• **EXERCISE MATERIALS**

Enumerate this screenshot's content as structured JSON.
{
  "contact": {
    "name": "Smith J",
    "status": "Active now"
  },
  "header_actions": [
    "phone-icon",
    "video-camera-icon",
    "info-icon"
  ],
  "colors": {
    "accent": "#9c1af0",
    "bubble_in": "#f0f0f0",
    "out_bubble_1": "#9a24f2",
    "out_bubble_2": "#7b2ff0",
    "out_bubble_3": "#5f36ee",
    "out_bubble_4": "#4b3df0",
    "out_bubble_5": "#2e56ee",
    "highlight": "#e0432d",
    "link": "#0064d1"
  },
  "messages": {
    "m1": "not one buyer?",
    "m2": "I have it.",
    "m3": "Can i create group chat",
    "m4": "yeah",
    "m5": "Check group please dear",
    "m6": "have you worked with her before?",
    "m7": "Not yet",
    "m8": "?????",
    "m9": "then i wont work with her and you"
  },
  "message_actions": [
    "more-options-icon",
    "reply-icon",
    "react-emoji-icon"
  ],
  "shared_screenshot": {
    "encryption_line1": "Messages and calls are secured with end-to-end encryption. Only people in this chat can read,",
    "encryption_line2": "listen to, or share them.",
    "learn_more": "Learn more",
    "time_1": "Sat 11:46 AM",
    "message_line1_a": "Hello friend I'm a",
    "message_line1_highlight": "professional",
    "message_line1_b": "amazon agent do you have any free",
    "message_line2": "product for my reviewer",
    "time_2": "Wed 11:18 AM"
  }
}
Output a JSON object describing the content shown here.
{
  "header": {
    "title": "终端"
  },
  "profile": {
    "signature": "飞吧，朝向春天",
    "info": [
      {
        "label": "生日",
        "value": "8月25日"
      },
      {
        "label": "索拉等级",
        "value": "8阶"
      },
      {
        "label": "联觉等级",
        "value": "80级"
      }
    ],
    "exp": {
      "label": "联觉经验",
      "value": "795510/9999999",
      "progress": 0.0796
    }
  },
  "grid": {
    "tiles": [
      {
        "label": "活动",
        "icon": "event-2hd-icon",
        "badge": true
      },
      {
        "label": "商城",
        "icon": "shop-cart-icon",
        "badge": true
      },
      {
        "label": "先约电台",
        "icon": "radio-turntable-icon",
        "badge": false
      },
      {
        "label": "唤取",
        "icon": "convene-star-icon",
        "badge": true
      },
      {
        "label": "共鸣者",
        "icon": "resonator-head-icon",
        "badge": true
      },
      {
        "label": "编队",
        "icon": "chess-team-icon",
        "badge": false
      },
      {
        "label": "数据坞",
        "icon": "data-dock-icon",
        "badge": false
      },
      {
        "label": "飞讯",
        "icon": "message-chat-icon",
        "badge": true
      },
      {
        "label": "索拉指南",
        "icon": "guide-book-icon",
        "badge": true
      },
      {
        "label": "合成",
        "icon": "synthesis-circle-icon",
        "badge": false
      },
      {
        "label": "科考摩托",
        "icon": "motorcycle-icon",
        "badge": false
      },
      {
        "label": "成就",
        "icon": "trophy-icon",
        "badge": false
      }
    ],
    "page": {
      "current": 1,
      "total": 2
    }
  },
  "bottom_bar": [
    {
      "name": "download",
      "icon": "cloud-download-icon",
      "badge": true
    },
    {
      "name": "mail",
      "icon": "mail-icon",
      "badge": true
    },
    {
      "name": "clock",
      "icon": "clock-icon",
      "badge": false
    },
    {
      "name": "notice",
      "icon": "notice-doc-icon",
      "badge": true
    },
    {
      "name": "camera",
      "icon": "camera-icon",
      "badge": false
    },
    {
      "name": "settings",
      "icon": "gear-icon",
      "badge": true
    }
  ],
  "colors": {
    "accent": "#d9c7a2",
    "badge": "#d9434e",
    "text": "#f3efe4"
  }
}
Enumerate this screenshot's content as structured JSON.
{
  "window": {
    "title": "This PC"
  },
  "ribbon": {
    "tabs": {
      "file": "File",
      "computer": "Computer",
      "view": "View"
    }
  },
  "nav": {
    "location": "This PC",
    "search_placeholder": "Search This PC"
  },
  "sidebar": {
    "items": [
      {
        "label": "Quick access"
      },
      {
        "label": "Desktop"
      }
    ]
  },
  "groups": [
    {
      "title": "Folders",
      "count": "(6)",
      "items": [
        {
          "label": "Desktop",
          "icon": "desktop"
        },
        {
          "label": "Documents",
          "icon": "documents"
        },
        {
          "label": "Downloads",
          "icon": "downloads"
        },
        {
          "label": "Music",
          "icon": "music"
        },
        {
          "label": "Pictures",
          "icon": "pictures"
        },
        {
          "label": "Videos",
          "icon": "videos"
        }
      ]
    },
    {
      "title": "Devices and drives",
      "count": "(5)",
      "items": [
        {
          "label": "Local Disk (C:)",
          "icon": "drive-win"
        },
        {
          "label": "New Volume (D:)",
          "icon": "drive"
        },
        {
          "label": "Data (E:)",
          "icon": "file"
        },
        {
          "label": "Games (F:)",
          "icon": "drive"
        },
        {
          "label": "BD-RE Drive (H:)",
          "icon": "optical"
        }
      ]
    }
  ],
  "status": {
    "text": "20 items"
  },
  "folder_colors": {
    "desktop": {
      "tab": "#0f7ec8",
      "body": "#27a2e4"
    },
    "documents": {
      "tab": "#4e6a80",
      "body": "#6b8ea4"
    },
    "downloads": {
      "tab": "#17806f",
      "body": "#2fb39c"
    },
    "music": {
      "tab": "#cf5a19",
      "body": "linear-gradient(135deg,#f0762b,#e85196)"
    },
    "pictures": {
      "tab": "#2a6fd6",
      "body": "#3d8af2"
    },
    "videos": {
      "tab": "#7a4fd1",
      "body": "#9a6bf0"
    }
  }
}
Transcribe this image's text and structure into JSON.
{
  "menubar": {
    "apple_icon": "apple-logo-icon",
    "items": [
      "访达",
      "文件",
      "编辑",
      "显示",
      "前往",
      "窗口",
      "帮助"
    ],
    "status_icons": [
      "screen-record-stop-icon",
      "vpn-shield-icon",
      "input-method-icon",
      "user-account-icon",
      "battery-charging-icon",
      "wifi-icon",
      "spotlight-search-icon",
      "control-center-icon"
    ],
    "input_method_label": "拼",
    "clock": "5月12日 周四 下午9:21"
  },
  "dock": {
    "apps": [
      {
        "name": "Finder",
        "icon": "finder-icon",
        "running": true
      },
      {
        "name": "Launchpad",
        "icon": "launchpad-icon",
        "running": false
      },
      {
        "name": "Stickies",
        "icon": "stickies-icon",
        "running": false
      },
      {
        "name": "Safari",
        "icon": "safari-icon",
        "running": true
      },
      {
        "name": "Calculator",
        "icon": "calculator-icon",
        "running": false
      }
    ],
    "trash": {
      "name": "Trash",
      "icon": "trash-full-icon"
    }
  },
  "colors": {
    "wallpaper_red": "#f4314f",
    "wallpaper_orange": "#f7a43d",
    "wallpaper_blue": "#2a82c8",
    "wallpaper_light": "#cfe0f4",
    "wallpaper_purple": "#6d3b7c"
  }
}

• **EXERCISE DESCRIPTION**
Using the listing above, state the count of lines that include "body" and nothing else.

• **OUTPUT OF THE TASK**
6